* _Excerpted data_:

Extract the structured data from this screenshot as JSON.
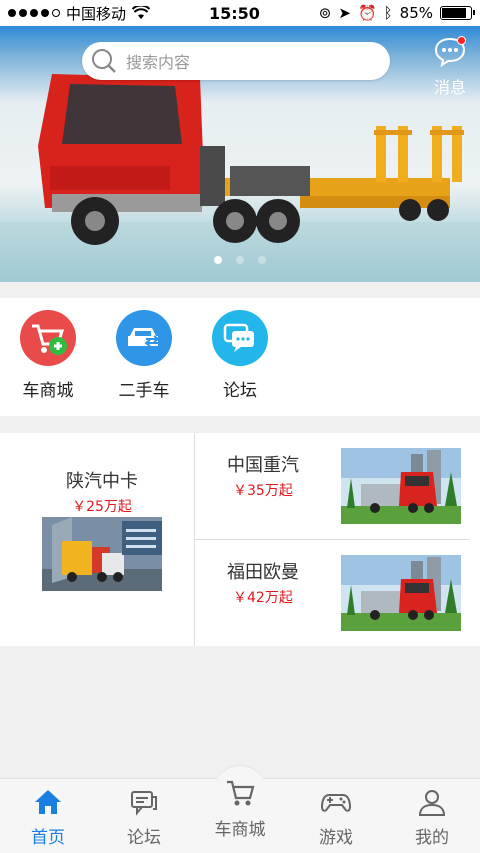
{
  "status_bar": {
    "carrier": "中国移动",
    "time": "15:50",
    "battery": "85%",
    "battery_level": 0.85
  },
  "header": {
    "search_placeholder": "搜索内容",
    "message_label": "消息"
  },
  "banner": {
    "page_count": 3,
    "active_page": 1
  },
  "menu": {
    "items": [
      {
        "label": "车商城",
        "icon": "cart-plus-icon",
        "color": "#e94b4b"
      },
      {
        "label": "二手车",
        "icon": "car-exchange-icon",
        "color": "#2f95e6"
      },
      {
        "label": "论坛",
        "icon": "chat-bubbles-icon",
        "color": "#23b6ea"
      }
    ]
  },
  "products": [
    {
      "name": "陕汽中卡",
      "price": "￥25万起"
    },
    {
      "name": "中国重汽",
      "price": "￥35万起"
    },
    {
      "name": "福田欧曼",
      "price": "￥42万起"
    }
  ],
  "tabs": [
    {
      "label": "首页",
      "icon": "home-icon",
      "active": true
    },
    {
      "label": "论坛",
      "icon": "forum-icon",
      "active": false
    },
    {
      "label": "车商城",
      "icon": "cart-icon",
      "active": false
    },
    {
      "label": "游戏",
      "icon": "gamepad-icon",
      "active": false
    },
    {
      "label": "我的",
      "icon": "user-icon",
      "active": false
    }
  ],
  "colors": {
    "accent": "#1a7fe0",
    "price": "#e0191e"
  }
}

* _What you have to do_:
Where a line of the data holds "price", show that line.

* _Output below_:
      "price": "￥25万起"
      "price": "￥35万起"
      "price": "￥42万起"
    "price": "#e0191e"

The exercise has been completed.